Once this second deadline expires on the December 4th, you are still welcome to attend the conference - but in this case, you have to pay the higher price for a pay at the door registration. Even if you choose this, we do appreciate if you register online first (choosing that rate), so we can prepare a badge and conference pack for you.
If you have any further questions, please contact us at email@example.com.
Matt Spencer about PostgreSQL vs 64-bit windows
Wed, 06.06.2012 05:23
I agree totally, the 64-bit ve rsion definitely solves the pr oblem if you need more memory. We need to gradually sh [...]
Jim Smithson about PostgreSQL vs 64-bit windows
Tue, 05.06.2012 07:04
Users who are challenged by th e memory taxing qualities of t he 64 bit should go back to us ing 32 bit. It offers sm [...]
Magnus Hagander about PostgreSQL vs 64-bit windows
Thu, 19.04.2012 08:22
You are missing the point - wh ich is exactly that the filesy stem level cache does not ha ve a lower cache hit rat [...]
Marcov about PostgreSQL vs 64-bit windows

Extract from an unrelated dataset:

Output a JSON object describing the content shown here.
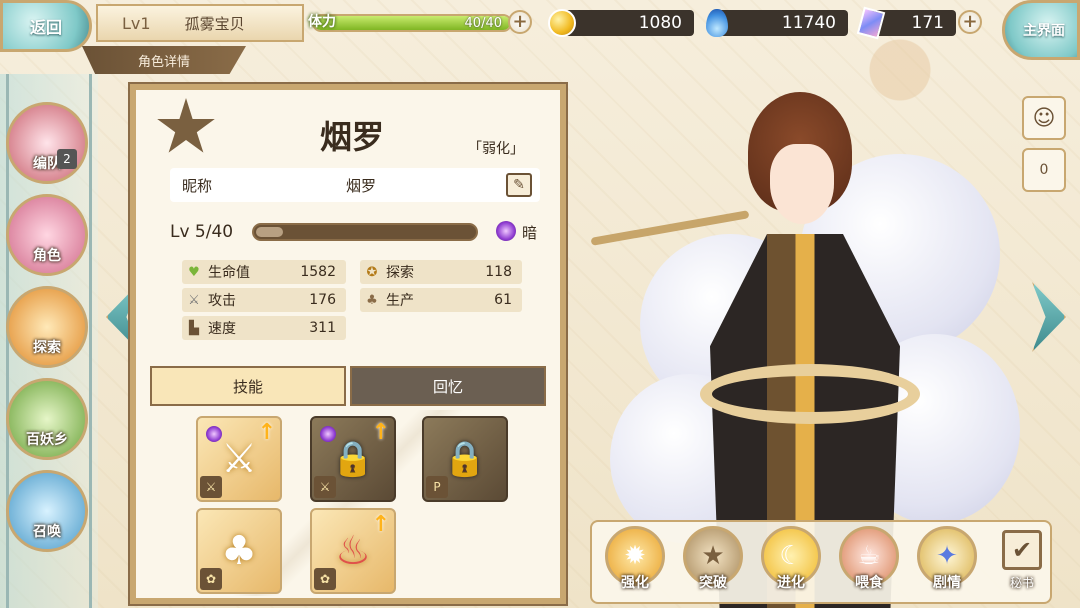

Mon, 26.03.2012 19:57
Any VM base caching is limited to the maximal mappable addre ss space(which is about 4G in windows 64-bit, 3GB in 3 [...]
Magnus Hagander about Finding gaps in partitioned sequences
Mon, 06.02.2012 10:18
Hah, thanks for pointing that out. That's what I get for try ing to clean up the formatting when posting it...
mark about Finding gaps in partitioned sequences
Tue, 31.01.2012 19:01
thanks, sorry I should have no ticed that was the seq MINUS t he lag function. p.s. you example may have a typo [...]
Magnus Hagander about Finding gaps in partitioned sequences
Mon, 30.01.2012 17:25
No, there are no user defined functions in this. seq is the column name, then minus the o perator, then lag the bu [...]
mark about Finding gaps in partitioned sequences
Mon, 30.01.2012 17:23
what is seq-lag ? i assume thi s is a user defined func.
Magnus Hagander about www.postgresql.org - brand new, yet old and familiar
Thu, 22.12.2011 17:41
Yeah, unfortunately we are sti ll waiting on David to migrate the content over there.
Thu, 22.12.2011 16:55
The weekly news page (http://w ww.postgresql.org/community/we eklynews/) seems to be broken. I see only a couple of [...]